Tuesday, April 27, 2004
There were radios being made by companies like Icom, Kenwood and R. L. Drake specifically for the amateur market but they had very low power transmitters compared to their land mobile counterparts. Their chief advantage was that they were physically small and contained entirely in one box. The land mobile radios of the day like my “PROG” were generally a large unit that was typically mounted in the trunk of your vehicle and connected to a smaller “control head” in the passenger compartment. It contained the on off, volume, channel selection and squelch controls as well as a place to connect a microphone and speaker. All of this connected with a large diameter cable that had to be routed somehow from under your dashboard to the trunk. In addition you needed a heavy power cable from the main unit in the trunk to the car battery. Tube radios needed lots of current! Remind me sometime and I’ll tell you about dynamotors.
Times have changed and very few hams use land mobile transceivers these days. Yet in a sense they do because in today’s market place there are three main players in the amateur VHF / UHF arena. They are Icom, Kenwood and Yaesu. All three also compete for a share of the commercial land mobile business. In the case of Icom and Kenwood it is under the same nameplate while Yaesu markets their radios under the brand name Vertex. As far as I can tell with the exception of the FCC type acceptance sicker on the back of the radio and a few minor differences in the firmware they are identical.
I recently came into possession of two Yaesu radios, a model VX-7R handheld and a model FT-2800M VHF mobile unit. I have been using the VX-7R for about a week now and last night took the FT-2800M out of the box and looked at the manual. Still haven’t applied power to it yet though.
When I entered the amateur FM arena Icom, Kenwood and Yeasu were the General Motors, Ford and Chrysler of radio land. Of those whose opinions I respected on equipment selection Yaesu was considered an “also ran” in the amateur market place. Let me tell you if these two radios that I have here are any example of Yaesu products they are top of the line these days. I haven’t had time to really wring them out performance wise but I am very impressed with the hand held and while I haven’t powered up the mobile yet the physical construction is top notch. The thing is built like a tank.

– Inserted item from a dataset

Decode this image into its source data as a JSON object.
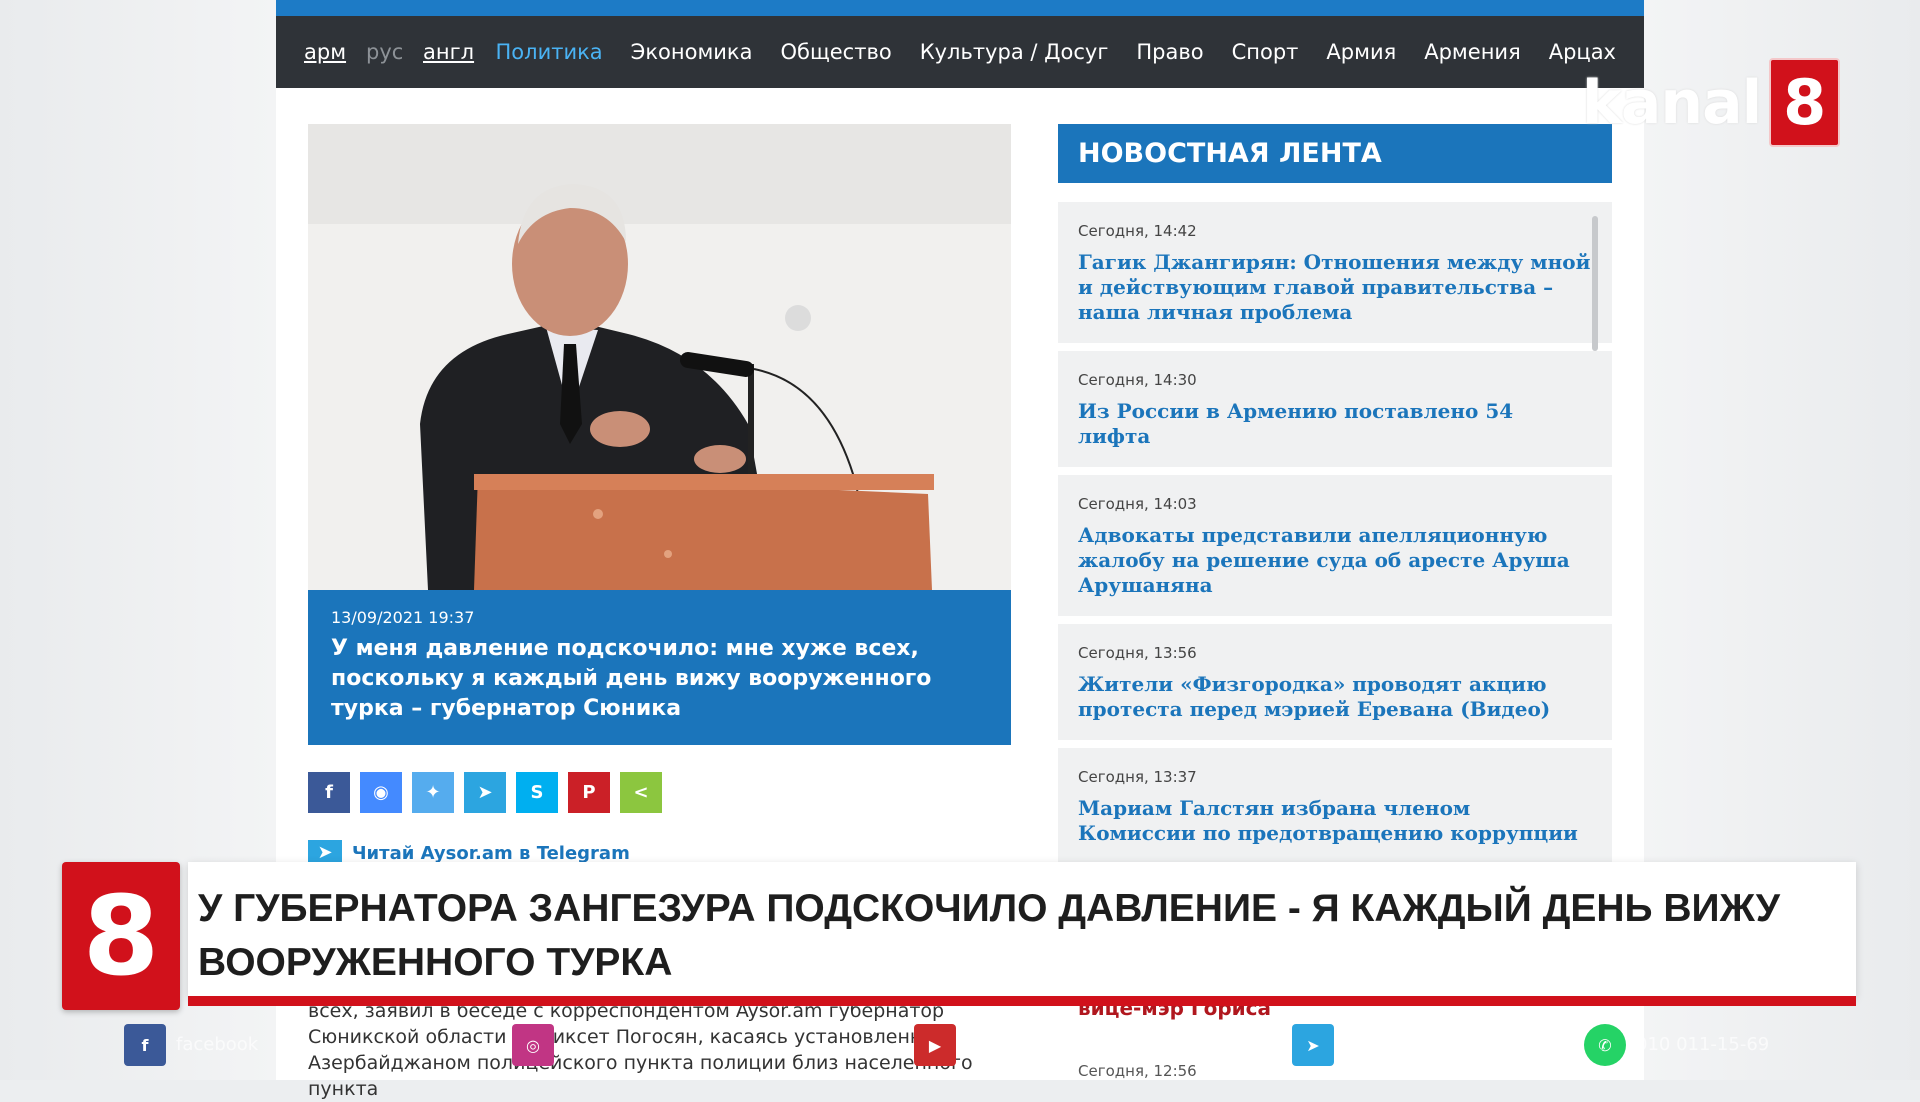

I hope the electrical performance matches what I am seeing in my hand. I will report back when I have had a chance to work more with both radio but as I said at the start I am fast becoming a big Yaesu fan.